- WHAT TO WORK ON
Using the word "manager" as the filter, copy each matching line from the records.

(Items from an interface collection)
......
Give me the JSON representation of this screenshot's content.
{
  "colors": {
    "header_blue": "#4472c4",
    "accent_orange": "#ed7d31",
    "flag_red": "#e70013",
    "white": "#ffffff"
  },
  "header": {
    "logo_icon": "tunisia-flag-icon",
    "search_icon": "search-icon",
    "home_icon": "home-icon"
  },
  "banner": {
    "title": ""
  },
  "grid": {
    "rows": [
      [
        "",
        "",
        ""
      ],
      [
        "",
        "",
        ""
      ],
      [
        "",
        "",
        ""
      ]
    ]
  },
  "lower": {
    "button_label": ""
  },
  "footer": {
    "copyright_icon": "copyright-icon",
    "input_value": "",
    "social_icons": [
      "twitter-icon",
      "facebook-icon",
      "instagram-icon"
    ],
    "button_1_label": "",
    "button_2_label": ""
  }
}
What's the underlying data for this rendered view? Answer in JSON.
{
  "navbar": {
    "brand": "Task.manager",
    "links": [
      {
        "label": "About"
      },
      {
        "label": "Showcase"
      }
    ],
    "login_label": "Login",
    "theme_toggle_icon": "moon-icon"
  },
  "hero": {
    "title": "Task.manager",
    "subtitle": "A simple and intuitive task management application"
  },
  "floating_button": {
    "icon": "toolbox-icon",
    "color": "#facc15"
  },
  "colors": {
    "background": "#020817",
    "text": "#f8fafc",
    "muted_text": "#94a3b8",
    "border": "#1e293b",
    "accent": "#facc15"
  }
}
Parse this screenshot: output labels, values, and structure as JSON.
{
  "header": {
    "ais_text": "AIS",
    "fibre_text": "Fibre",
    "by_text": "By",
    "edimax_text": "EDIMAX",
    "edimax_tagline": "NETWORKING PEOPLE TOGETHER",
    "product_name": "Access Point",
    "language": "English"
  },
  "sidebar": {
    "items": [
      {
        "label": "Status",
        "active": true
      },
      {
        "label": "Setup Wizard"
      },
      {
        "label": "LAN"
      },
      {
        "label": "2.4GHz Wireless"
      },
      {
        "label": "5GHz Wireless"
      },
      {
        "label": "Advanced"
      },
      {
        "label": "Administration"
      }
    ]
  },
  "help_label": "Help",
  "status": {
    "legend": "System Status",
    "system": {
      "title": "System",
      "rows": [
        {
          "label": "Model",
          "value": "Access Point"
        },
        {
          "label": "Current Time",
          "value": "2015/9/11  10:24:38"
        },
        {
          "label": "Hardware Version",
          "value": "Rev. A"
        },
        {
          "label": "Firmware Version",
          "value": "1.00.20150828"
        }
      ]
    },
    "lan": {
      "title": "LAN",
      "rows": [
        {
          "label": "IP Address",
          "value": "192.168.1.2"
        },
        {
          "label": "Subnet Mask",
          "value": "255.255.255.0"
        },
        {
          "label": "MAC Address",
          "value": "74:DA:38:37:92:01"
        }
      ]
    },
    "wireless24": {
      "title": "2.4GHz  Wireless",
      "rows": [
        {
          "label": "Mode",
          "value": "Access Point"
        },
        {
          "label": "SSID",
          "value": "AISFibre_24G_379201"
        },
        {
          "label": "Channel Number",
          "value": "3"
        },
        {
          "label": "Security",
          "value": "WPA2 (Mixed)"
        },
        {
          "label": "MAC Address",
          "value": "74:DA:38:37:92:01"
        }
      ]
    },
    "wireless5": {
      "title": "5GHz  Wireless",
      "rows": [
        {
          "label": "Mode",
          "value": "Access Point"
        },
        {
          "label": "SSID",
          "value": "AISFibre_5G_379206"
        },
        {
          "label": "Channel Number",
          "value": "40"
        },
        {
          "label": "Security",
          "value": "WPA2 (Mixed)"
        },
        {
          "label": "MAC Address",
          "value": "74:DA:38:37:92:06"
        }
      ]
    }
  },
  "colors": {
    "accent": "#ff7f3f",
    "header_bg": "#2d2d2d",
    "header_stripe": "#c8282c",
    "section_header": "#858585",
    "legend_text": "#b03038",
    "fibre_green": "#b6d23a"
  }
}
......
- ANSWER BOX
    "brand": "Task.manager",
    "title": "Task.manager",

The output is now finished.